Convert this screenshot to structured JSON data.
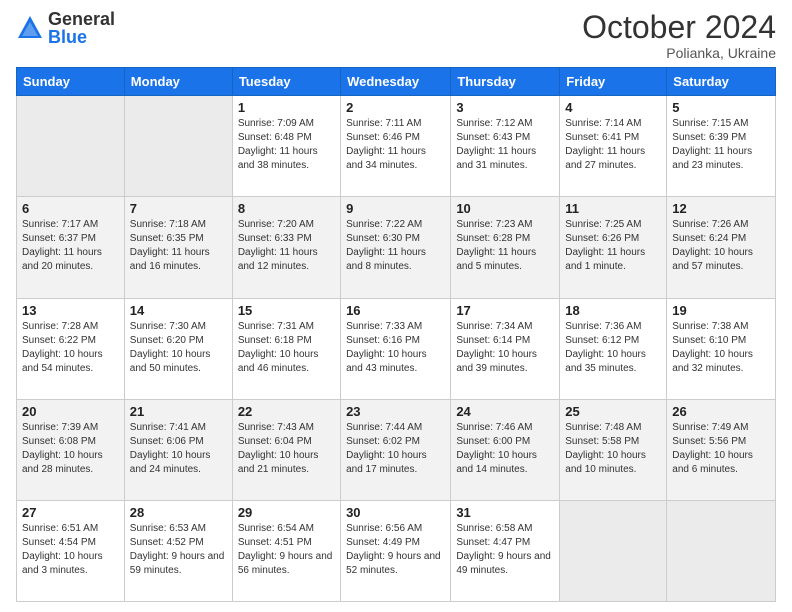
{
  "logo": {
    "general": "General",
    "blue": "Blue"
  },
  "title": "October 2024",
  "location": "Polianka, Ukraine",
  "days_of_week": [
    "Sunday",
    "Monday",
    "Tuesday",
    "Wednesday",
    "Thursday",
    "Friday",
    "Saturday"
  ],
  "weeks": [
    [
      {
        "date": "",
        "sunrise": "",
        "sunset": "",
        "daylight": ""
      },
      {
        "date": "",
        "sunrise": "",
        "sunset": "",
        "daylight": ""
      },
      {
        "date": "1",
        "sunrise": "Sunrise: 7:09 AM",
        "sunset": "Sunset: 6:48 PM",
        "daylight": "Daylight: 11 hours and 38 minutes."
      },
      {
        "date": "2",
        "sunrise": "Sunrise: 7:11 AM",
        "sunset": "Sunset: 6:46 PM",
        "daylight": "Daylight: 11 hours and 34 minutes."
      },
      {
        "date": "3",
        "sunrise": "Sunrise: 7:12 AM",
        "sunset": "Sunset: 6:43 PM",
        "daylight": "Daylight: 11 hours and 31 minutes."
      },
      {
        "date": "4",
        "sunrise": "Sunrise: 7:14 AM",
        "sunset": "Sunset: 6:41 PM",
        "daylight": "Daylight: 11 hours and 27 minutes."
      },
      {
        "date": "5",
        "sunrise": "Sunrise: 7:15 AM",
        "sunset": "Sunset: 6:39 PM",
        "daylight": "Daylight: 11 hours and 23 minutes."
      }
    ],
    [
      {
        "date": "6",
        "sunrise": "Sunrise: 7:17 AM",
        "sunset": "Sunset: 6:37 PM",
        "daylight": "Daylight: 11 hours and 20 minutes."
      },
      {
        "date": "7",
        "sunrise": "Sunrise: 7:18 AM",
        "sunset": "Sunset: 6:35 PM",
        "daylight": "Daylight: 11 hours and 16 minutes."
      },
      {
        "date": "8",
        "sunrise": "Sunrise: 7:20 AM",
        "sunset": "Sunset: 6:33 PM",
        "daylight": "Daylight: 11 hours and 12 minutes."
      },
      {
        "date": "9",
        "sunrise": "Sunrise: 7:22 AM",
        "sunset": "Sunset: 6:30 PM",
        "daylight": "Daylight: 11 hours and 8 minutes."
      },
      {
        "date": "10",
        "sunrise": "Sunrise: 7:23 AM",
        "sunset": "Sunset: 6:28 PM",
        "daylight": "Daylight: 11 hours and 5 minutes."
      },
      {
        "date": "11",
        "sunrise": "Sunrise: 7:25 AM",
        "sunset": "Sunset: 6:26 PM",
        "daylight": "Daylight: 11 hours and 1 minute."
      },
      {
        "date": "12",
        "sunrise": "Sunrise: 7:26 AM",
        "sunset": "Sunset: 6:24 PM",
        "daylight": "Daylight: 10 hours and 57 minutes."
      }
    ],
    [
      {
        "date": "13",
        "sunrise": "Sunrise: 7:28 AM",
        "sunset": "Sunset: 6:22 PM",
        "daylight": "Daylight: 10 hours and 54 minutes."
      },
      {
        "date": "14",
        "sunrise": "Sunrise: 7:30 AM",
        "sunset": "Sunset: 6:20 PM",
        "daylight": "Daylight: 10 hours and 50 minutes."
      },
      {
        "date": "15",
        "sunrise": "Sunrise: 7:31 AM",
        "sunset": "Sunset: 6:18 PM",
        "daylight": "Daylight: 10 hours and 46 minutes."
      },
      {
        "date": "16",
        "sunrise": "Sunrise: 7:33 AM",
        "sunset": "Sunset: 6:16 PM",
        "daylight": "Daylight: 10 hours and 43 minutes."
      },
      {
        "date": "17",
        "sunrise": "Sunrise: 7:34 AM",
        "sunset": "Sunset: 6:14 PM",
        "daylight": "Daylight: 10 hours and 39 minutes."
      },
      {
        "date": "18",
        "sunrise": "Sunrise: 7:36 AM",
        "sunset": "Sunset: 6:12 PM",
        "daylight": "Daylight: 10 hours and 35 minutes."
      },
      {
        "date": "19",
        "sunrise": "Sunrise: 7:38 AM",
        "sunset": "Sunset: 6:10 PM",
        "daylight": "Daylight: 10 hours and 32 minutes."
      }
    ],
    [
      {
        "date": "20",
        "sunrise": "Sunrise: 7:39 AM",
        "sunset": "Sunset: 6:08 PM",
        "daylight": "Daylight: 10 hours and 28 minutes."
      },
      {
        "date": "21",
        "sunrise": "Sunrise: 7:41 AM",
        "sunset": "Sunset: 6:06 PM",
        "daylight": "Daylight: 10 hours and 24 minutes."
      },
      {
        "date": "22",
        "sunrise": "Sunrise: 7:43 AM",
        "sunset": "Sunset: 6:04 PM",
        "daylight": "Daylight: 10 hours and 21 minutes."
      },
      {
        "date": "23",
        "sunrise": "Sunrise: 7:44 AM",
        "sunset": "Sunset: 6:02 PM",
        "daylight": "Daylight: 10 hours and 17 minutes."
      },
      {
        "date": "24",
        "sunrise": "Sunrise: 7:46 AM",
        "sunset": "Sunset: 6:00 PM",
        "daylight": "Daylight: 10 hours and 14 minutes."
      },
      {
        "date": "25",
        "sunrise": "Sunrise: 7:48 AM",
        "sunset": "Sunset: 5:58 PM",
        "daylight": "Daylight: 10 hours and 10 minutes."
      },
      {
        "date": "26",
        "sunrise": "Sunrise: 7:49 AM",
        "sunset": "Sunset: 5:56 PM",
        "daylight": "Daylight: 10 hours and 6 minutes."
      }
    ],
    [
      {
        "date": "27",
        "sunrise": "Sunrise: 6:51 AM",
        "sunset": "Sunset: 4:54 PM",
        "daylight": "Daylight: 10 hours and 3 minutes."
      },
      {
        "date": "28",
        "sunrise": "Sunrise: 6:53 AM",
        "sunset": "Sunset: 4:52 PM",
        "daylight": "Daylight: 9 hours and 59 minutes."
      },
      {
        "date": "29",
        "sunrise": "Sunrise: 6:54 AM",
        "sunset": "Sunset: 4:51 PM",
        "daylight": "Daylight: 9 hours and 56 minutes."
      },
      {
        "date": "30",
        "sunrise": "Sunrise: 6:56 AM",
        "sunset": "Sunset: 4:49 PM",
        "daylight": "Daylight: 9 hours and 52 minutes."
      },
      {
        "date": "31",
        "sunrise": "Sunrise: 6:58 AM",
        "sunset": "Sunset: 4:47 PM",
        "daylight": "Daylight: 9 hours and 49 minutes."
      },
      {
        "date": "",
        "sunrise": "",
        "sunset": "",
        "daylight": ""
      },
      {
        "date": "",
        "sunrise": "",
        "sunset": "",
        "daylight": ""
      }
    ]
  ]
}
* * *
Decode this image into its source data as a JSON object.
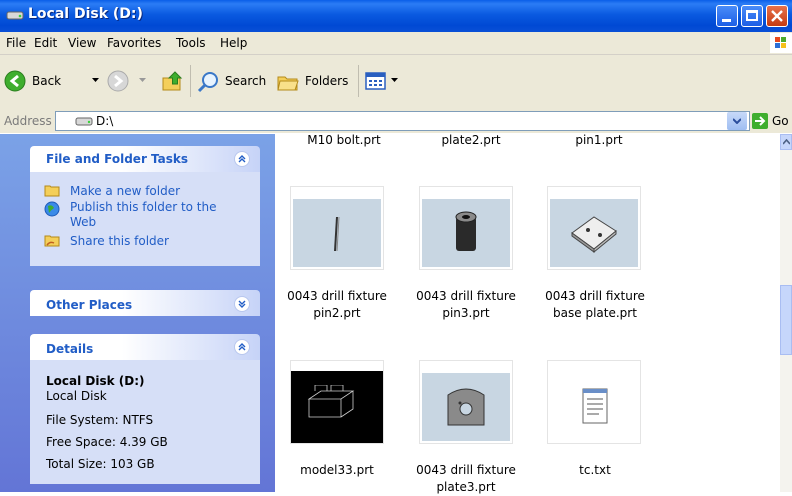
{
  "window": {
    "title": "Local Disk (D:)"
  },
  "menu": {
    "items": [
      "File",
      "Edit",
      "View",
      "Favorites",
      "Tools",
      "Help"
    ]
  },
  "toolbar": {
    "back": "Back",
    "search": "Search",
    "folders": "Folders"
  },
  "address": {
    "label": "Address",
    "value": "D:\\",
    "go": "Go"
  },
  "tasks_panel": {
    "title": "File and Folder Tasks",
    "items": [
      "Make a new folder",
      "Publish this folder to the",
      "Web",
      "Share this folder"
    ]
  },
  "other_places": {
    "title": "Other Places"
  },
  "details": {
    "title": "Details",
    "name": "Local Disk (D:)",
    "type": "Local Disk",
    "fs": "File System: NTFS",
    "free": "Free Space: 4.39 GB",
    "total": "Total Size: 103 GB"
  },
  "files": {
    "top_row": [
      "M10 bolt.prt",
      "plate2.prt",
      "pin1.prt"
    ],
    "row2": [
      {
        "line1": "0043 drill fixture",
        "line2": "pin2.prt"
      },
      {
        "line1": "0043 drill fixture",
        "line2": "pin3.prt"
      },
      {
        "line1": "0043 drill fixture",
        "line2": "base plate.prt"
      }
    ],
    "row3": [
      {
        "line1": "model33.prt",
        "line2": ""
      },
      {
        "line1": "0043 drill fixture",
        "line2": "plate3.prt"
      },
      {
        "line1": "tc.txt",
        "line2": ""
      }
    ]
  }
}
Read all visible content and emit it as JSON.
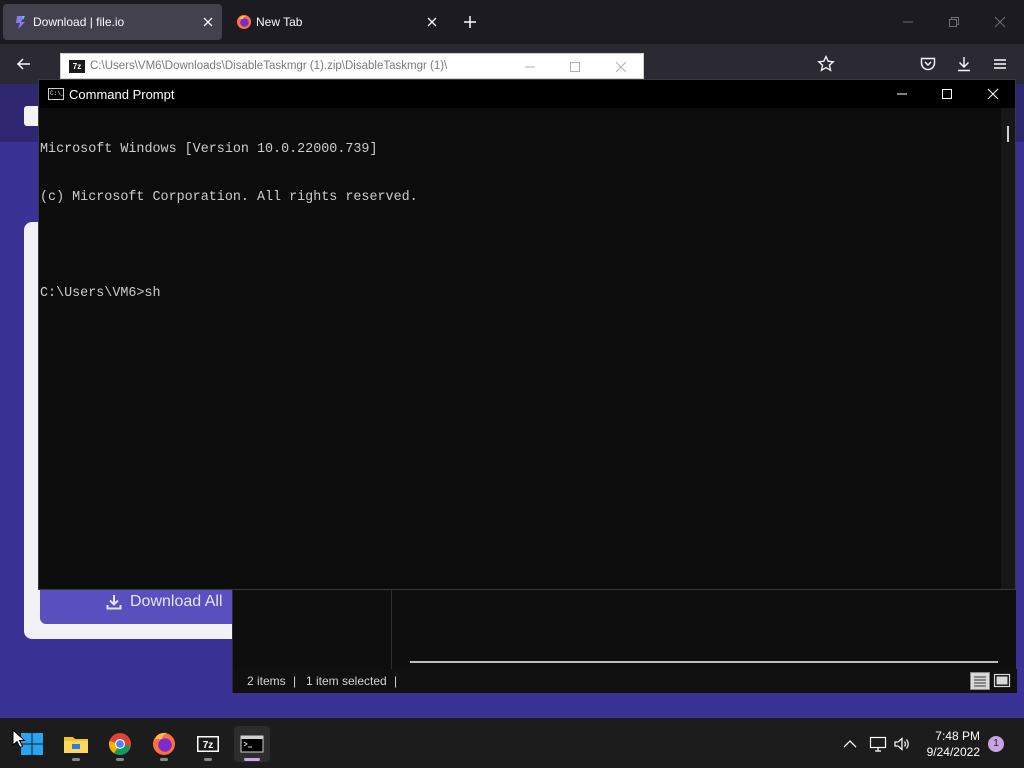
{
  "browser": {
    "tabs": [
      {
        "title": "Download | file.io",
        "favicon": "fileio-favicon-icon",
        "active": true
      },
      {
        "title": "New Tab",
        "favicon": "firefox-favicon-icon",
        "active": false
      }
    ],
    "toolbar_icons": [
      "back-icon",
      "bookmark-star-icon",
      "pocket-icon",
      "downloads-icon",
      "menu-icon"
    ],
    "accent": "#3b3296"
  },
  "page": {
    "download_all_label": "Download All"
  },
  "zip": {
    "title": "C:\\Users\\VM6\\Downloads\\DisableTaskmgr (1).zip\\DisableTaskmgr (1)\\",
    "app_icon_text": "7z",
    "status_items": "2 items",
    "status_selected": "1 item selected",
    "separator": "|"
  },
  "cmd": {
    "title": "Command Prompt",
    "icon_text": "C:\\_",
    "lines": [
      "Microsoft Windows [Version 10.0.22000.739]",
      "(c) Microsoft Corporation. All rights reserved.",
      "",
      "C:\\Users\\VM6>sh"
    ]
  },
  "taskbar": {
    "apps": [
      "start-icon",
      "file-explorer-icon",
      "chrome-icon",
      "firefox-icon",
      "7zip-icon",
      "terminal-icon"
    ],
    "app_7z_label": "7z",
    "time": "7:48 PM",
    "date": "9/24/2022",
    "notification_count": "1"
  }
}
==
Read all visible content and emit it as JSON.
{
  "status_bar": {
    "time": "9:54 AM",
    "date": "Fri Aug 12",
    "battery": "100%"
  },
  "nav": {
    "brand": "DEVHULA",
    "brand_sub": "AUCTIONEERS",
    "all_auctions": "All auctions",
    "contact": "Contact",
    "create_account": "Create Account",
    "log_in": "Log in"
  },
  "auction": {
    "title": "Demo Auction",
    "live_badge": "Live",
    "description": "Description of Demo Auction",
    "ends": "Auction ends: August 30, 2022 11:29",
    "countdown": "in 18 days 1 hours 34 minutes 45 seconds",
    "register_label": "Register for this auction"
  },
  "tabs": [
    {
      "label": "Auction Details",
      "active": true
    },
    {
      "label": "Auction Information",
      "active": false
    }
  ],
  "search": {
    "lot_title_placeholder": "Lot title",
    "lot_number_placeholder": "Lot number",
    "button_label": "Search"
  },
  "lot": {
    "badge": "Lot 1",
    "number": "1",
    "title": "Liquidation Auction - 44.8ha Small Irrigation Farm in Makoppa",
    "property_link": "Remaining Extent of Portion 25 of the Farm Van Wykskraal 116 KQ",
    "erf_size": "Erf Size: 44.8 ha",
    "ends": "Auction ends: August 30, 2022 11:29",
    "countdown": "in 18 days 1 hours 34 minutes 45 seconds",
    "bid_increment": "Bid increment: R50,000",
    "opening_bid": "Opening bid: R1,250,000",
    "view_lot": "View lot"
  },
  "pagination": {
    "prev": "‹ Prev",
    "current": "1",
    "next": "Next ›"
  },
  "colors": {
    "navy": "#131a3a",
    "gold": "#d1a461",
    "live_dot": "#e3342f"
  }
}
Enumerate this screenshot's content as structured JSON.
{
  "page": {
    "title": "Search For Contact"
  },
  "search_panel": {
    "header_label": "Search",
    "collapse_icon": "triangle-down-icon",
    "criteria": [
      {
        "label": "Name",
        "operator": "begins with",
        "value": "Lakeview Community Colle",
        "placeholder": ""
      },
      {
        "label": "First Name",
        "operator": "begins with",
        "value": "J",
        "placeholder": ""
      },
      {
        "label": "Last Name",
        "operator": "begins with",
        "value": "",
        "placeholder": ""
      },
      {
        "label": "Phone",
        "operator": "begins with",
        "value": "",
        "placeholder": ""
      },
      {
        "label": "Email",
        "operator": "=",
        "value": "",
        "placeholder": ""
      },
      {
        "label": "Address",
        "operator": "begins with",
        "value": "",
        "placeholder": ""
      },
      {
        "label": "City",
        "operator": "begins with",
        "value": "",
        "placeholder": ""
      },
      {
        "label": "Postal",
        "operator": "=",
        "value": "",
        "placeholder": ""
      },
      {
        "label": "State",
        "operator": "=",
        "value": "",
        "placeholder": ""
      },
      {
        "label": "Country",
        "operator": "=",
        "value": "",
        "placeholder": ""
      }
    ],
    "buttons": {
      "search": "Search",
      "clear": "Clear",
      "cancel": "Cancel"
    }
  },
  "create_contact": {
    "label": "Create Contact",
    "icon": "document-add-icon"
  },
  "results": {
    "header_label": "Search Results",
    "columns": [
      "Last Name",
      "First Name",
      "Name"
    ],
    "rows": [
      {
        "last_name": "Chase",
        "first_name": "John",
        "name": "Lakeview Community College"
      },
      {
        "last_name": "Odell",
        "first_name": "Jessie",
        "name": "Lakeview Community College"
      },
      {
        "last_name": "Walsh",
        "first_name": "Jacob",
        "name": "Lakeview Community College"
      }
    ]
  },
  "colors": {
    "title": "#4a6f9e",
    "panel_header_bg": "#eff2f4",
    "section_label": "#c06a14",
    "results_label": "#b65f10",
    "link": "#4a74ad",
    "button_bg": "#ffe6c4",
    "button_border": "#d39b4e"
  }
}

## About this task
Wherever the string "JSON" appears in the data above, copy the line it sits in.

## Answer space
Convert this screenshot to structured JSON data.
Decode this image into its source data as a JSON object.
Read all visible content and emit it as JSON.
Read all visible content and emit it as JSON.
Enumerate this screenshot's content as structured JSON.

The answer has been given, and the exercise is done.